### [EXERCISE BRIEF]
Each line of the listing that includes the string "JSON" is to be identified and copied.

### [INFORMATION]
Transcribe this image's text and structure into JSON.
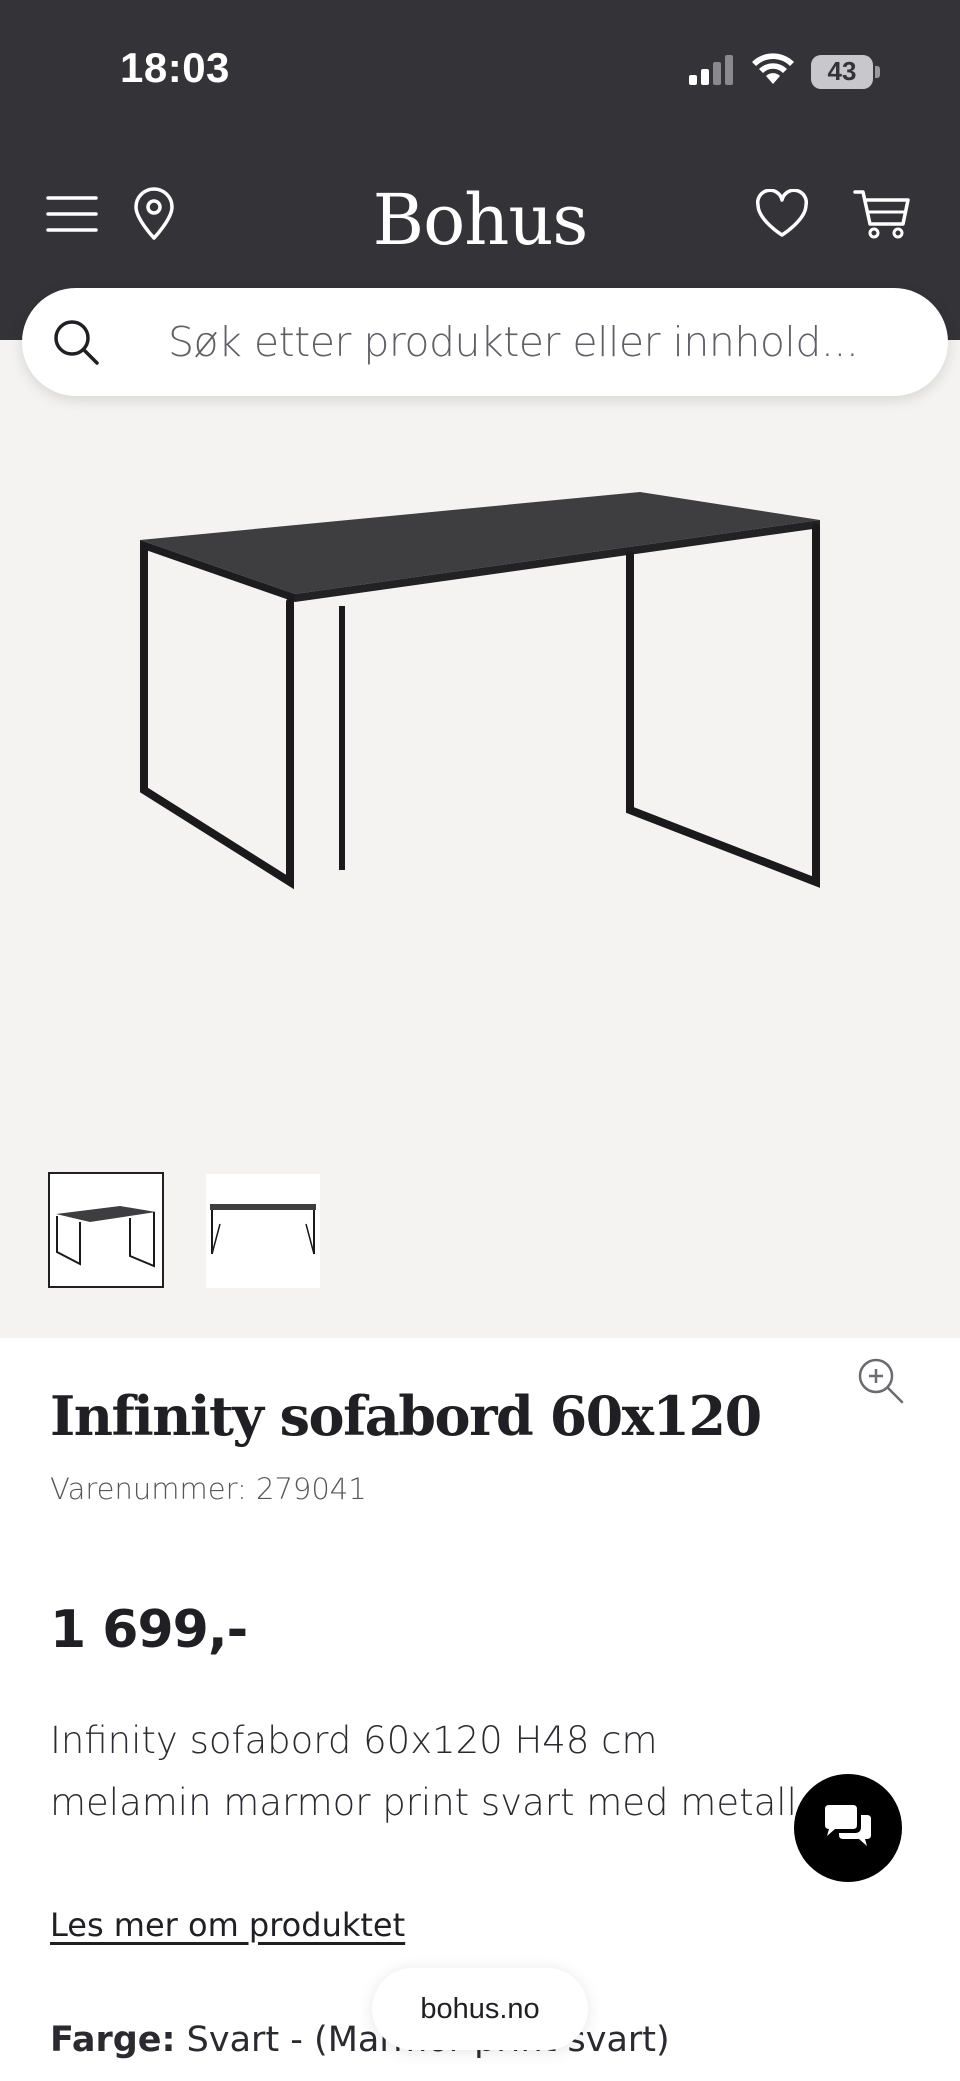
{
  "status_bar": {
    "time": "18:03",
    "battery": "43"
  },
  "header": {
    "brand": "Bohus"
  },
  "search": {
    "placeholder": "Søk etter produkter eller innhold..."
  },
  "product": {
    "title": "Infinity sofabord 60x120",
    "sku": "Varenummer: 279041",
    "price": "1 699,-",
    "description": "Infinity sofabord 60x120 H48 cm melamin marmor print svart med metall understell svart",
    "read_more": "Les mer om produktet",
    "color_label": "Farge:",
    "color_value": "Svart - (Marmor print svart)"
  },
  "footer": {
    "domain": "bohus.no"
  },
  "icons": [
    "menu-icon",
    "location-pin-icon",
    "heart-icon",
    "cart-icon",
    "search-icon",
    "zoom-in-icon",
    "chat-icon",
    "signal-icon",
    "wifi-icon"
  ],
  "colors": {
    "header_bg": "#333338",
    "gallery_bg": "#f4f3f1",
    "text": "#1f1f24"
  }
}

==

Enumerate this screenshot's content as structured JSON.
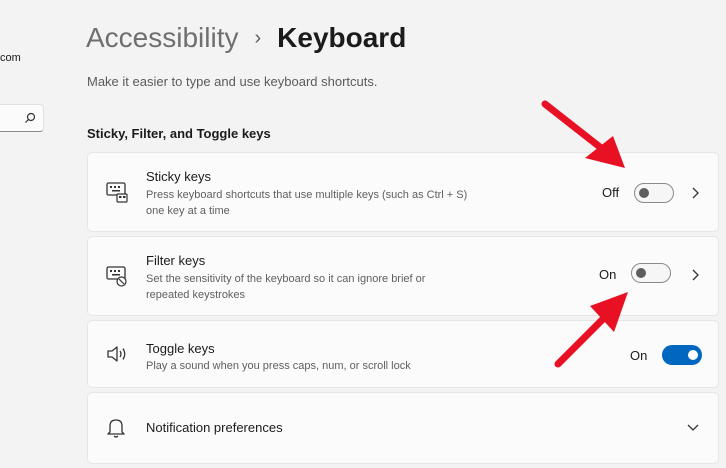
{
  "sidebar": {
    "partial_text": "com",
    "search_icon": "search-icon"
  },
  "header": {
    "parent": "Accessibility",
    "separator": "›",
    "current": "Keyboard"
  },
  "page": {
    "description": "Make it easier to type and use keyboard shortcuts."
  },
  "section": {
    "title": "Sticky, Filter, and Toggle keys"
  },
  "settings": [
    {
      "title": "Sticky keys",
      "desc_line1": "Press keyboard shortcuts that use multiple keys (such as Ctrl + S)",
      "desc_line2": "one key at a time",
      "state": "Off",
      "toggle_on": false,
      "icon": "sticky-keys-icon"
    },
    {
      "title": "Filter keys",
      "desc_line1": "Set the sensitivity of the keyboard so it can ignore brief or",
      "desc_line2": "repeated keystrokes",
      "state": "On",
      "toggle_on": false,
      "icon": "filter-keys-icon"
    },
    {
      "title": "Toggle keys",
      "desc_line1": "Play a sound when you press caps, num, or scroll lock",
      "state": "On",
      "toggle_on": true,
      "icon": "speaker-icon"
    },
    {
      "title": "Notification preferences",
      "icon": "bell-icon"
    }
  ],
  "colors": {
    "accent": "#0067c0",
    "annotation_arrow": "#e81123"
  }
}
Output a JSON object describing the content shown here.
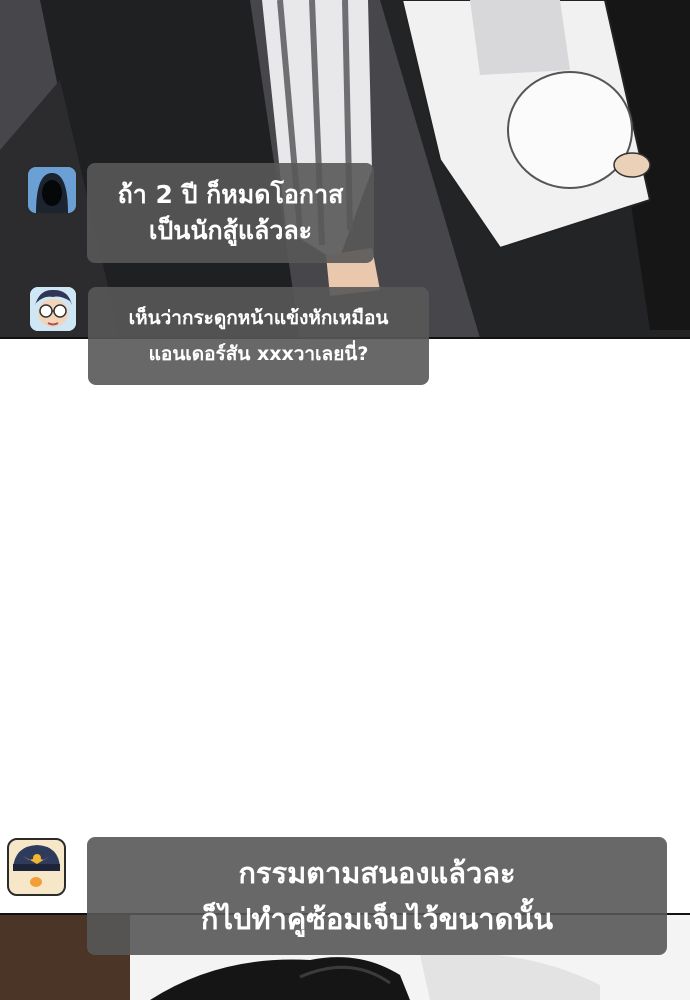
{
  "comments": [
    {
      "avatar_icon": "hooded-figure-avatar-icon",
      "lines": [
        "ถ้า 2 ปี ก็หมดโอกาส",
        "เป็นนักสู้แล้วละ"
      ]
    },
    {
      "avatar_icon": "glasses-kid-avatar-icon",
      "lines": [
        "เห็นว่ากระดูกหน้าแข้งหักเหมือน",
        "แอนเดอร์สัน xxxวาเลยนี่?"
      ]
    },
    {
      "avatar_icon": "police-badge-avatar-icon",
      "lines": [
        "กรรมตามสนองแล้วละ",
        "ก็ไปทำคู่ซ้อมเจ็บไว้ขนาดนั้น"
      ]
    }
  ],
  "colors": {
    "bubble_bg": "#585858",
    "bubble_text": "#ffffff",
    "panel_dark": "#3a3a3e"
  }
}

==

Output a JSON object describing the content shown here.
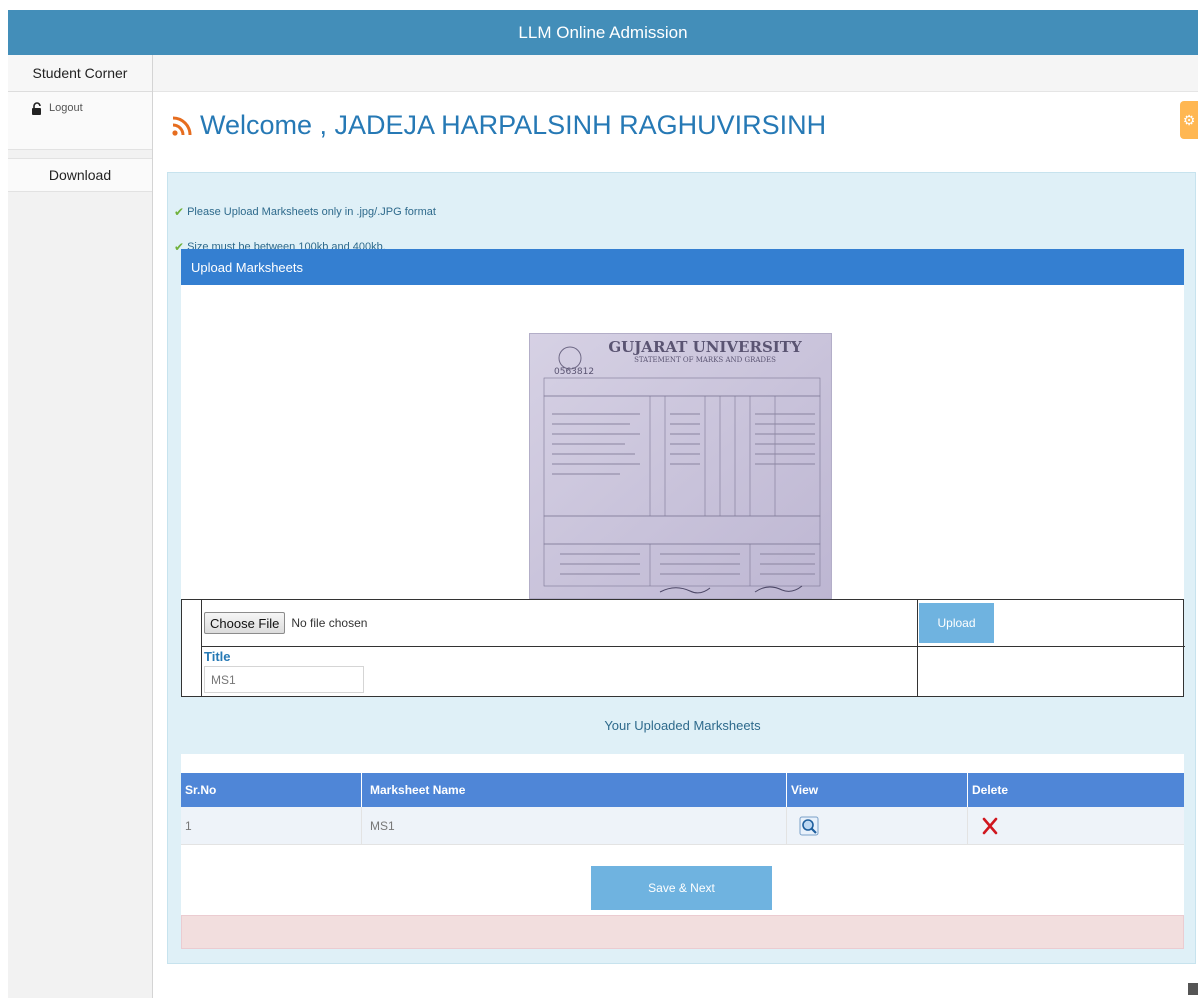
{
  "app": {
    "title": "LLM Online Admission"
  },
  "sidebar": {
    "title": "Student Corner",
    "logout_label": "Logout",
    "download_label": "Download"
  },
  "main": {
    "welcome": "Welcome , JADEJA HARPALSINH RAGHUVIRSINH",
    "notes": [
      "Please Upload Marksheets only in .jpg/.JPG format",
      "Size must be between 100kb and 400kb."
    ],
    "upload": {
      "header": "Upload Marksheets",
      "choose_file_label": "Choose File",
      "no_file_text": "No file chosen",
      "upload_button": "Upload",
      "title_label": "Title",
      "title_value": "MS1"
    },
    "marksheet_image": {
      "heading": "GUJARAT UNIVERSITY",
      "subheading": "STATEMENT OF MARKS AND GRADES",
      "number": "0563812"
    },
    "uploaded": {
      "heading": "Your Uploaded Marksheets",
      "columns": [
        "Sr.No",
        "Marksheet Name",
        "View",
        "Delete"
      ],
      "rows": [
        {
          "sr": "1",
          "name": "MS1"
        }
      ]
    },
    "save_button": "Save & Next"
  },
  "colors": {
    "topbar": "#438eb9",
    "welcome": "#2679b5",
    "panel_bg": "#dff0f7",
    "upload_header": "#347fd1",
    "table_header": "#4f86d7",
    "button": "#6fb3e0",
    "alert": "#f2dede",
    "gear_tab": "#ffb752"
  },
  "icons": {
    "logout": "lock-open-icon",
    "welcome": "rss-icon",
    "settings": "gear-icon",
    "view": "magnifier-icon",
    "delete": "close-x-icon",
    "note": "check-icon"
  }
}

### [PROBLEM SOLUTION]
Transcribe this image's text and structure into JSON.
Enumerate this screenshot's content as structured JSON.
Output a JSON object describing the content shown here.
Output a JSON object describing the content shown here.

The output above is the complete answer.